Of course, the recruitment last summer failed. The most accurate appraisal of last summer’s purchases will be made after Tzolis, Sargent and Co have had a season in the Championship, but last summer was supposed to enable survival in the Premier League. It didn’t.
Nobody will be more aware of that and more pained by it than Webber. But the two horrid seasons in the Premier League must be put in the balance against two titles, achieved with some of the best football I’ve ever seen in the second tier. And the recruitment misses must be weighed against Emi, Teemu, Krul, Skipp …
To discuss the season in full, though, I’d have to quote huge tracts of Michael Bailey’s masterful autopsy on The Athletic site, and I admire it too much to plagiarise it. An inadequate precis is that we needed everything to go right, and not much of it did. So, as they say on Love Island, it is what it is. And as they say in football, we go again.
One of Webber’s clear strengths is his negotiating skills. The prices he has got other clubs to pay for our players have driven the Webberlution and transformed the club from where it was when he arrived in 2017.
The expensive revamp of Colney – much needed if we are to attract good kids and better senior players – is a symbol of the reconstruction of the whole club. Even a £30m Covid hit, which would surely have devastated the pre-2017 club, has been managed and survived.
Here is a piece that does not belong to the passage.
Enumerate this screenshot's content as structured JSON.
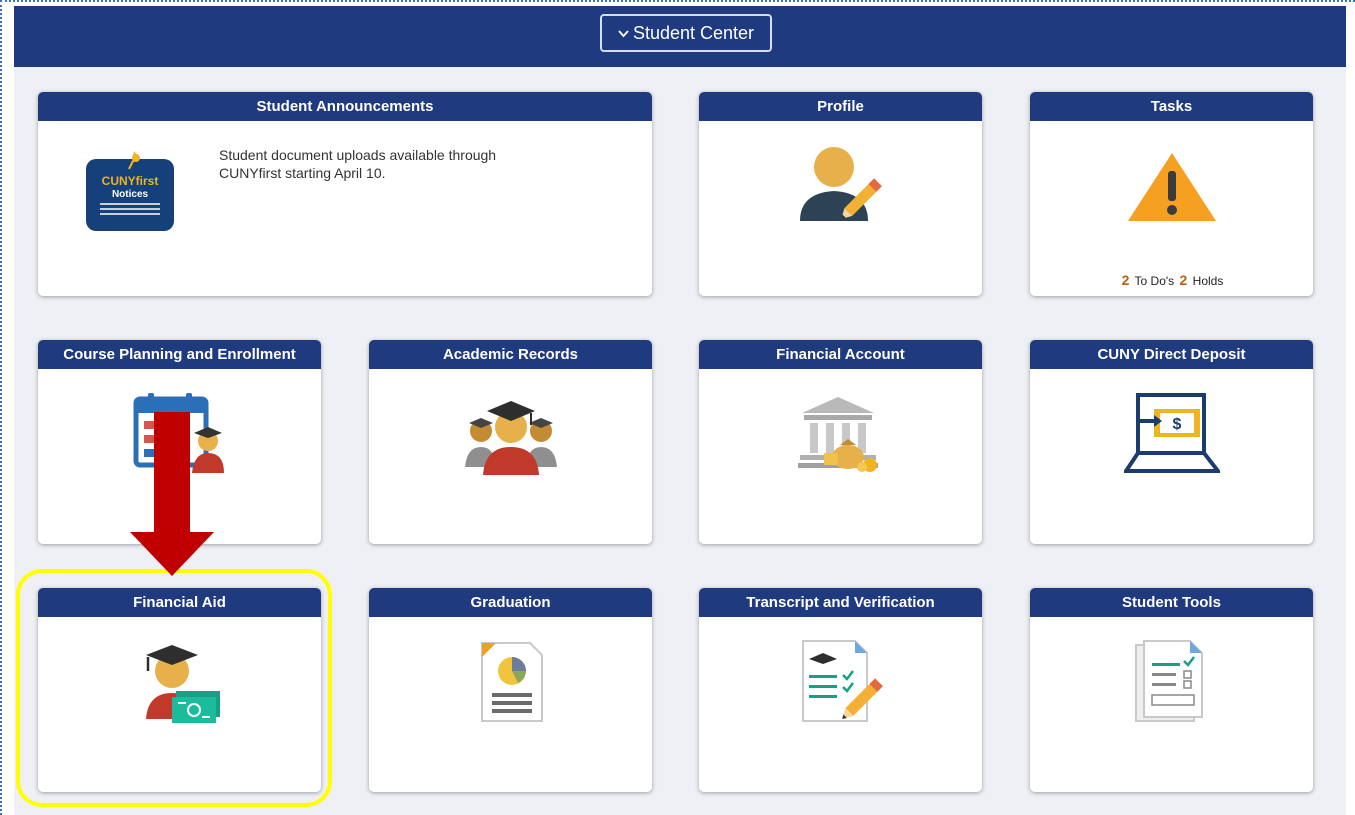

Realistically, I think we might need two seasons to be truly competitive in the Championship. I might be wrong. Dean Smith’s 4-2-3-1 in recent games has suggested a way forward at last.
Meanwhile, we’ve just got to see this wretched season out.
If you think writing “Delia out” on a bedsheet, or swearing at Webber, will help, I’d agree – it might well help you deal with your anger.
It won’t help the club you care about, though. We have a mountain to climb. Again.